Aegis of Earth: Protonovus Assault Review – Circular Mechanics (Vita)
If you’re a fan of tower defense games with a slight twist and a Japanese anime-inspired art style, Acquire and Aksys Games thinks they have just the game for you with Aegis of Earth: Protonovus Assault. We’ve defended our city from imminent danger countless times during our playthrough of the game, and have our review ready for you to see if this game makes its mark in a very crowded genre.
Ring Around the City
Aegis of Earth is a tower defense game, pure and simple. You protect a city, starting out in the quaint, some would even say boring, city of Kimberley. There’s the city’s core, which must be protected at all times — if that component’s health reaches zero, it’s game over! The city is comprised of four rings, or zones, where you can place different offensive and defensive units. Each unit can also be upgraded by using crystals found on enemies, along with a price in gold.
While your units attack automatically whenever enemies are within range (indicated by red markings on the map), Aegis of Earth throws a little bit of strategy your way with a few mechanics. The first is unit merging. If you manage to line up two or more units of the same type (you rotate a zone with either the left analog stick or shoulder buttons), they will merge together and form a larger, more powerful version. Eventually, with enemies approaching from all sides, the choice becomes either merging units for more powerful attacks, or rotating various zones to ensure that you’re covering the widest area possible.
Better From a Distance
Aegis of Earth does include very well-drawn artwork, for characters and cinematics. It’s disappointing, then, to see that the game has rather disappointing visuals on the Vita. Textures are blocky, and the environment is just a few ugly shades of green. The interface through which you perform upgrades and purchase upgrades is somewhat interesting, however, as the game world is simply moved into a monitor while the interface pops up. The transition into a battle is also rather seamless, though things will get very repetitive as characters say the exact same lines whether you’re entering battle number 5 or number 25.
This game is half-voiced. By that, I mean that only a few cutscenes are fully-voiced. Usually, characters only voice simple exclamations, such as “Hey!,” “Everyone!,” “Commander!,” and others whenever they are talking, and it’s left to the player to simply read text instead. The game is under 800 MB on the Vita, so it’s not as though Acquire/Aksys was running out of space and couldn’t fit more voice data into the game. This was likely a budget consideration, but makes the game’s more important cutscenes a bit less impactful.

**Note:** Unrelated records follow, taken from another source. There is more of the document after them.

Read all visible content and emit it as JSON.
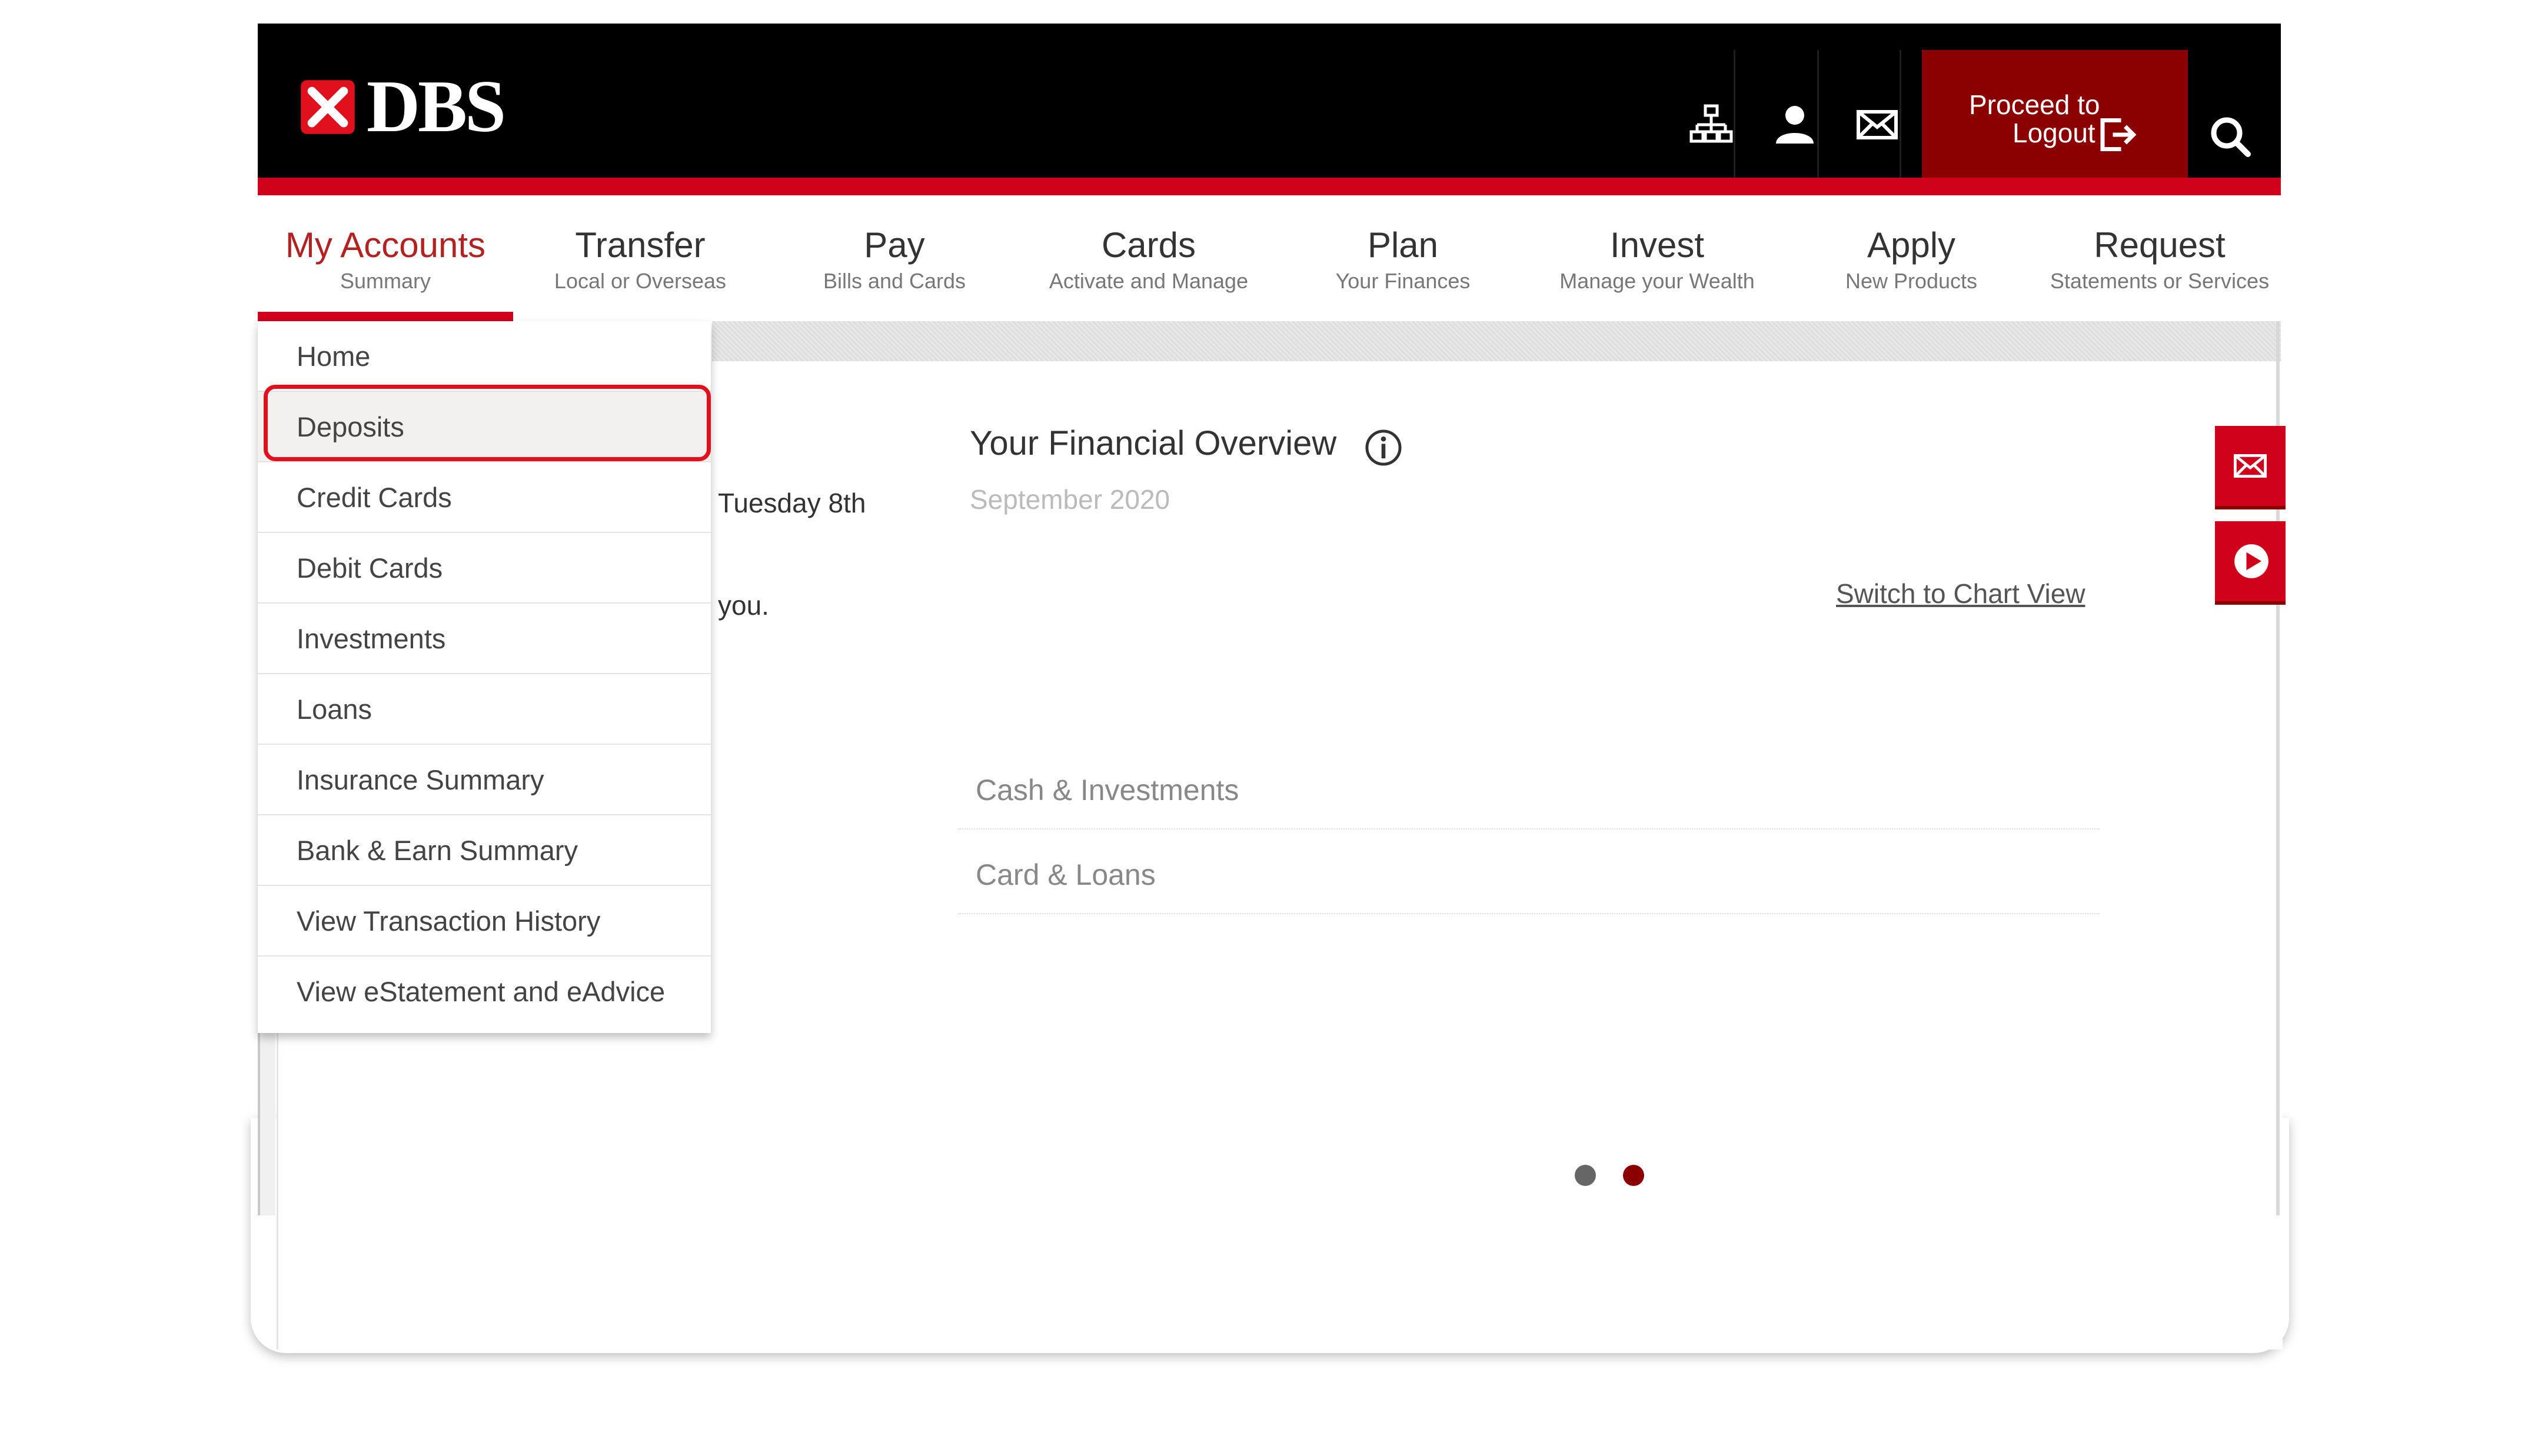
{
  "header": {
    "brand": "DBS",
    "logout_line1": "Proceed to",
    "logout_line2": "Logout",
    "icons": [
      "sitemap-icon",
      "user-icon",
      "mail-icon",
      "logout-icon",
      "search-icon"
    ],
    "colors": {
      "bar": "#000000",
      "accent": "#d0021b",
      "logout_bg": "#8b0000"
    }
  },
  "nav": {
    "items": [
      {
        "title": "My Accounts",
        "sub": "Summary"
      },
      {
        "title": "Transfer",
        "sub": "Local or Overseas"
      },
      {
        "title": "Pay",
        "sub": "Bills and Cards"
      },
      {
        "title": "Cards",
        "sub": "Activate and Manage"
      },
      {
        "title": "Plan",
        "sub": "Your Finances"
      },
      {
        "title": "Invest",
        "sub": "Manage your Wealth"
      },
      {
        "title": "Apply",
        "sub": "New Products"
      },
      {
        "title": "Request",
        "sub": "Statements or Services"
      }
    ],
    "active_index": 0
  },
  "dropdown": {
    "items": [
      "Home",
      "Deposits",
      "Credit Cards",
      "Debit Cards",
      "Investments",
      "Loans",
      "Insurance Summary",
      "Bank & Earn Summary",
      "View Transaction History",
      "View eStatement and eAdvice"
    ],
    "highlighted_index": 1
  },
  "background_text": {
    "partial_date": "Tuesday 8th",
    "partial_word": "you."
  },
  "overview": {
    "title": "Your Financial Overview",
    "date": "September 2020",
    "switch_link": "Switch to Chart View",
    "rows": [
      "Cash & Investments",
      "Card & Loans"
    ]
  },
  "carousel": {
    "dots": 2,
    "active_dot": 1,
    "colors": {
      "inactive": "#666666",
      "active": "#8b0000"
    }
  },
  "side_buttons": [
    "mail-icon",
    "play-icon"
  ]
}
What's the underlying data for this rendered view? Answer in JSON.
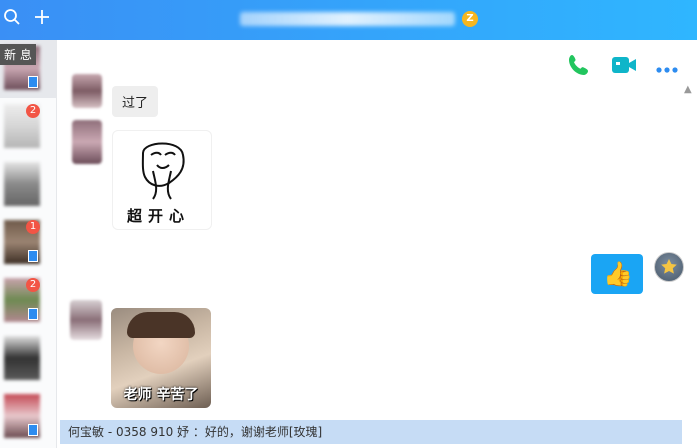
{
  "window": {
    "title": ""
  },
  "toolbar": {
    "search_icon": "search-icon",
    "add_icon": "plus-icon",
    "vip_badge": "Z"
  },
  "sidebar": {
    "tooltip": "新 息",
    "contacts": [
      {
        "unread": "",
        "device": "device-icon"
      },
      {
        "unread": "2",
        "device": ""
      },
      {
        "unread": "",
        "device": ""
      },
      {
        "unread": "1",
        "device": "device-icon"
      },
      {
        "unread": "2",
        "device": "device-icon"
      },
      {
        "unread": "",
        "device": ""
      },
      {
        "unread": "",
        "device": "device-icon"
      }
    ]
  },
  "header_actions": [
    {
      "icon": "phone-icon",
      "color": "#22c55e"
    },
    {
      "icon": "video-icon",
      "color": "#0fb5c9"
    },
    {
      "icon": "more-icon",
      "color": "#2d8cf0"
    }
  ],
  "messages": [
    {
      "side": "left",
      "type": "text",
      "text": "过了"
    },
    {
      "side": "left",
      "type": "sticker",
      "caption": "超开心"
    },
    {
      "side": "right",
      "type": "sticker",
      "emoji": "👍"
    },
    {
      "side": "left",
      "type": "photo",
      "caption": "老师 辛苦了"
    }
  ],
  "notification": {
    "text": "何宝敏 - 0358 910        妤 ：好的，谢谢老师[玫瑰]"
  },
  "colors": {
    "topbar_start": "#3a8ff5",
    "topbar_end": "#2fb6ff",
    "self_bubble": "#1aa5f4",
    "notify_bg": "#c6dcf5"
  }
}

The default difficulty level is also very, very low. With the game on this setting, I never lost a single battle, and after the first eight or so rounds I was able to defeat the enemy (even a boss character) without rotating any single zone once, as the game played with my units on autopilot. Yet, I don’t see this as a bad thing. If you’re a casual gamer who’s not looking for a punishing game, then this will allow you to get your tower defence fix in without breaking a sweat. The harder difficulty levels are there for those who want the challenge.
Safe, But Limited
There is only one game mode in Aegis of Earth, the main campaign. Cross-save functionality is enabled, however, so at least progress can be transferred between devices. However, cross-buy is not available for this game, so if you intend on playing on the Vita as well as s home console, you’ll be out a bit more money than usual. The game is not full-priced on any platform, however, reflecting its lower budget.
Aegis of Earth: Protonovus Assault is a safe tower defense game. Its rotating zones of units is a novel approach to changing up the gameplay a little bit, but at the end of the day this is yet another tower defense game in a genre full of them. But it does have anime-inspired cutscenes and characters, so it will appeal to a certain niche of gamers. Outside of some blocky textures, there’s nothing terribly wrong with Aegis of Earth — but there’s also nothing groundbreaking here, either.
Aegis of Earth: Protonovus Assault review code provided by publisher. For more information on scoring please see our Review Policy here.